### What this task involves
Would you please write out every record exactly?

══ The records ══

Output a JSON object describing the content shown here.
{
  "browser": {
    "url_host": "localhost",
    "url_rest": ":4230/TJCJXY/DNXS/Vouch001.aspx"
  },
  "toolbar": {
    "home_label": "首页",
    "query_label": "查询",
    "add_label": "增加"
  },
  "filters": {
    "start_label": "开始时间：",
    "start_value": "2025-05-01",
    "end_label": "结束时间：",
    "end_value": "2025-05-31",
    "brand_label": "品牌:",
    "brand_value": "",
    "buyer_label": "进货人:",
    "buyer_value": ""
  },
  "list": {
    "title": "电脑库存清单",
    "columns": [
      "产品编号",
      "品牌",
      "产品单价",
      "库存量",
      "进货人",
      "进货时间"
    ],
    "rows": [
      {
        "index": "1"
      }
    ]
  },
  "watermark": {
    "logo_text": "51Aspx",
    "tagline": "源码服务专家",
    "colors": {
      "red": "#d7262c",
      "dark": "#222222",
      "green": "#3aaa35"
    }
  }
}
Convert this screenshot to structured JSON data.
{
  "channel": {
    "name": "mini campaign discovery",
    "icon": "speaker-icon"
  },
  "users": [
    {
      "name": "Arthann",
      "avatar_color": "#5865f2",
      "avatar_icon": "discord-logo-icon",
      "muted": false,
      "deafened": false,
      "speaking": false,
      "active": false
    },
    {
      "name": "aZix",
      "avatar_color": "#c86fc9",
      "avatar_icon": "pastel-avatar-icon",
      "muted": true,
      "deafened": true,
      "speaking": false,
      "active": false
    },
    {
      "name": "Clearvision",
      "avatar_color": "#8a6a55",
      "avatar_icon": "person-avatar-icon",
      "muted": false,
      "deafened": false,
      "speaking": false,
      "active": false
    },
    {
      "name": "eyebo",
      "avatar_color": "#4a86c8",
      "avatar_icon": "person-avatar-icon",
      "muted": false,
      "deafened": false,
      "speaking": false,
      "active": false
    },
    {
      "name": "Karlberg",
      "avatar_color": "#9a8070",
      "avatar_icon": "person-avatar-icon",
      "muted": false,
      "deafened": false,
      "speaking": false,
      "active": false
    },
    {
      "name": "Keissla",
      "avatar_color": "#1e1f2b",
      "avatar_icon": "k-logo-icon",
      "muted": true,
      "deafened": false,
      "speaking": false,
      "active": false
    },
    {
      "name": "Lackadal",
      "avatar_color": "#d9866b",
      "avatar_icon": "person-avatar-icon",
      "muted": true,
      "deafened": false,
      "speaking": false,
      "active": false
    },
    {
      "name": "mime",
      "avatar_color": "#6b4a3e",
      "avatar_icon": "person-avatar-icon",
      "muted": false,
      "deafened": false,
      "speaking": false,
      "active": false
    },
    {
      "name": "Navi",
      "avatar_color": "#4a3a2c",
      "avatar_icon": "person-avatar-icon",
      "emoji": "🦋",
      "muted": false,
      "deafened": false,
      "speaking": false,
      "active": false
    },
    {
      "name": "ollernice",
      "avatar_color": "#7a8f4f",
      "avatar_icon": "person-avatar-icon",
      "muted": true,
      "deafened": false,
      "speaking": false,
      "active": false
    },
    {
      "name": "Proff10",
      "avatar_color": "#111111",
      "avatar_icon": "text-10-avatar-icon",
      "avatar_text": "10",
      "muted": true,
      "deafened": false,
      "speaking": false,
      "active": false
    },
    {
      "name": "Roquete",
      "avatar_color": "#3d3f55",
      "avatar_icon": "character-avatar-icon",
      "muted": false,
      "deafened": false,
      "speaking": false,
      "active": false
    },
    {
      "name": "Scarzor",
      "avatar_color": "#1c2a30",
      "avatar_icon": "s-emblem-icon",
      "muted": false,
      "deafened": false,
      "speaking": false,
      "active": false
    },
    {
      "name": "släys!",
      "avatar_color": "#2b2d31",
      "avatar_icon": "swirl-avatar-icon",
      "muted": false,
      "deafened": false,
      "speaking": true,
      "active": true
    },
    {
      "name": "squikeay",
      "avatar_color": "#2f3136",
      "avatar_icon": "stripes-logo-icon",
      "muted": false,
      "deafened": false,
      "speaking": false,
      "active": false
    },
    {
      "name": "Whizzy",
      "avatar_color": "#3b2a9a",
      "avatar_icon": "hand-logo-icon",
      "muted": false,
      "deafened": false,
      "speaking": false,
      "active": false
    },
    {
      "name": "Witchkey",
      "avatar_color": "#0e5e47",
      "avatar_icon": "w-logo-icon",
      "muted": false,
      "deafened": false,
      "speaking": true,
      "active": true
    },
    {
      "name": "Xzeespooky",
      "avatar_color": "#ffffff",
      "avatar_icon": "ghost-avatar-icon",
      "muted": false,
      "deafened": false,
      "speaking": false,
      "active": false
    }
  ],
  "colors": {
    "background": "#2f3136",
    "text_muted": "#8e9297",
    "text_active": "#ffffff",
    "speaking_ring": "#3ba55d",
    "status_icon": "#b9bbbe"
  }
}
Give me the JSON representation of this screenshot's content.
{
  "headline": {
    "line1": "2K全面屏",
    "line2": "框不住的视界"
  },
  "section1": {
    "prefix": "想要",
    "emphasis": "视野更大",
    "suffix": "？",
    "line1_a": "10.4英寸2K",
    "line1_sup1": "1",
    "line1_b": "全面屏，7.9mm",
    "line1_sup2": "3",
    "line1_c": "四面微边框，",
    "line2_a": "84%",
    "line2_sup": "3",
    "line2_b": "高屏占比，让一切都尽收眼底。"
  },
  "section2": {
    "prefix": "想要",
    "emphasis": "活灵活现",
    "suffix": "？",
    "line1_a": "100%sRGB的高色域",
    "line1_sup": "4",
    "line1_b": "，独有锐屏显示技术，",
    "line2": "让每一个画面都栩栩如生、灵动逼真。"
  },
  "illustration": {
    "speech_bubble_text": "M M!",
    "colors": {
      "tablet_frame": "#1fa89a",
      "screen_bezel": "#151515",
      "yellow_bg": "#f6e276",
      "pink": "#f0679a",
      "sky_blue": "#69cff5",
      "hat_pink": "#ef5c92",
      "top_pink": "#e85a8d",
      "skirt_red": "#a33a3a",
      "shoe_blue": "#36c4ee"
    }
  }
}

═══

### Answer
Output a JSON object describing the content shown here.
{
  "browser": {
    "url_host": "localhost",
    "url_rest": ":4230/TJCJXY/DNXS/Vouch001.aspx"
  },
  "toolbar": {
    "home_label": "首页",
    "query_label": "查询",
    "add_label": "增加"
  },
  "filters": {
    "start_label": "开始时间：",
    "start_value": "2025-05-01",
    "end_label": "结束时间：",
    "end_value": "2025-05-31",
    "brand_label": "品牌:",
    "brand_value": "",
    "buyer_label": "进货人:",
    "buyer_value": ""
  },
  "list": {
    "title": "电脑库存清单",
    "columns": [
      "产品编号",
      "品牌",
      "产品单价",
      "库存量",
      "进货人",
      "进货时间"
    ],
    "rows": [
      {
        "index": "1"
      }
    ]
  },
  "watermark": {
    "logo_text": "51Aspx",
    "tagline": "源码服务专家",
    "colors": {
      "red": "#d7262c",
      "dark": "#222222",
      "green": "#3aaa35"
    }
  }
}
Convert this screenshot to structured JSON data.
{
  "channel": {
    "name": "mini campaign discovery",
    "icon": "speaker-icon"
  },
  "users": [
    {
      "name": "Arthann",
      "avatar_color": "#5865f2",
      "avatar_icon": "discord-logo-icon",
      "muted": false,
      "deafened": false,
      "speaking": false,
      "active": false
    },
    {
      "name": "aZix",
      "avatar_color": "#c86fc9",
      "avatar_icon": "pastel-avatar-icon",
      "muted": true,
      "deafened": true,
      "speaking": false,
      "active": false
    },
    {
      "name": "Clearvision",
      "avatar_color": "#8a6a55",
      "avatar_icon": "person-avatar-icon",
      "muted": false,
      "deafened": false,
      "speaking": false,
      "active": false
    },
    {
      "name": "eyebo",
      "avatar_color": "#4a86c8",
      "avatar_icon": "person-avatar-icon",
      "muted": false,
      "deafened": false,
      "speaking": false,
      "active": false
    },
    {
      "name": "Karlberg",
      "avatar_color": "#9a8070",
      "avatar_icon": "person-avatar-icon",
      "muted": false,
      "deafened": false,
      "speaking": false,
      "active": false
    },
    {
      "name": "Keissla",
      "avatar_color": "#1e1f2b",
      "avatar_icon": "k-logo-icon",
      "muted": true,
      "deafened": false,
      "speaking": false,
      "active": false
    },
    {
      "name": "Lackadal",
      "avatar_color": "#d9866b",
      "avatar_icon": "person-avatar-icon",
      "muted": true,
      "deafened": false,
      "speaking": false,
      "active": false
    },
    {
      "name": "mime",
      "avatar_color": "#6b4a3e",
      "avatar_icon": "person-avatar-icon",
      "muted": false,
      "deafened": false,
      "speaking": false,
      "active": false
    },
    {
      "name": "Navi",
      "avatar_color": "#4a3a2c",
      "avatar_icon": "person-avatar-icon",
      "emoji": "🦋",
      "muted": false,
      "deafened": false,
      "speaking": false,
      "active": false
    },
    {
      "name": "ollernice",
      "avatar_color": "#7a8f4f",
      "avatar_icon": "person-avatar-icon",
      "muted": true,
      "deafened": false,
      "speaking": false,
      "active": false
    },
    {
      "name": "Proff10",
      "avatar_color": "#111111",
      "avatar_icon": "text-10-avatar-icon",
      "avatar_text": "10",
      "muted": true,
      "deafened": false,
      "speaking": false,
      "active": false
    },
    {
      "name": "Roquete",
      "avatar_color": "#3d3f55",
      "avatar_icon": "character-avatar-icon",
      "muted": false,
      "deafened": false,
      "speaking": false,
      "active": false
    },
    {
      "name": "Scarzor",
      "avatar_color": "#1c2a30",
      "avatar_icon": "s-emblem-icon",
      "muted": false,
      "deafened": false,
      "speaking": false,
      "active": false
    },
    {
      "name": "släys!",
      "avatar_color": "#2b2d31",
      "avatar_icon": "swirl-avatar-icon",
      "muted": false,
      "deafened": false,
      "speaking": true,
      "active": true
    },
    {
      "name": "squikeay",
      "avatar_color": "#2f3136",
      "avatar_icon": "stripes-logo-icon",
      "muted": false,
      "deafened": false,
      "speaking": false,
      "active": false
    },
    {
      "name": "Whizzy",
      "avatar_color": "#3b2a9a",
      "avatar_icon": "hand-logo-icon",
      "muted": false,
      "deafened": false,
      "speaking": false,
      "active": false
    },
    {
      "name": "Witchkey",
      "avatar_color": "#0e5e47",
      "avatar_icon": "w-logo-icon",
      "muted": false,
      "deafened": false,
      "speaking": true,
      "active": true
    },
    {
      "name": "Xzeespooky",
      "avatar_color": "#ffffff",
      "avatar_icon": "ghost-avatar-icon",
      "muted": false,
      "deafened": false,
      "speaking": false,
      "active": false
    }
  ],
  "colors": {
    "background": "#2f3136",
    "text_muted": "#8e9297",
    "text_active": "#ffffff",
    "speaking_ring": "#3ba55d",
    "status_icon": "#b9bbbe"
  }
}
Give me the JSON representation of this screenshot's content.
{
  "headline": {
    "line1": "2K全面屏",
    "line2": "框不住的视界"
  },
  "section1": {
    "prefix": "想要",
    "emphasis": "视野更大",
    "suffix": "？",
    "line1_a": "10.4英寸2K",
    "line1_sup1": "1",
    "line1_b": "全面屏，7.9mm",
    "line1_sup2": "3",
    "line1_c": "四面微边框，",
    "line2_a": "84%",
    "line2_sup": "3",
    "line2_b": "高屏占比，让一切都尽收眼底。"
  },
  "section2": {
    "prefix": "想要",
    "emphasis": "活灵活现",
    "suffix": "？",
    "line1_a": "100%sRGB的高色域",
    "line1_sup": "4",
    "line1_b": "，独有锐屏显示技术，",
    "line2": "让每一个画面都栩栩如生、灵动逼真。"
  },
  "illustration": {
    "speech_bubble_text": "M M!",
    "colors": {
      "tablet_frame": "#1fa89a",
      "screen_bezel": "#151515",
      "yellow_bg": "#f6e276",
      "pink": "#f0679a",
      "sky_blue": "#69cff5",
      "hat_pink": "#ef5c92",
      "top_pink": "#e85a8d",
      "skirt_red": "#a33a3a",
      "shoe_blue": "#36c4ee"
    }
  }
}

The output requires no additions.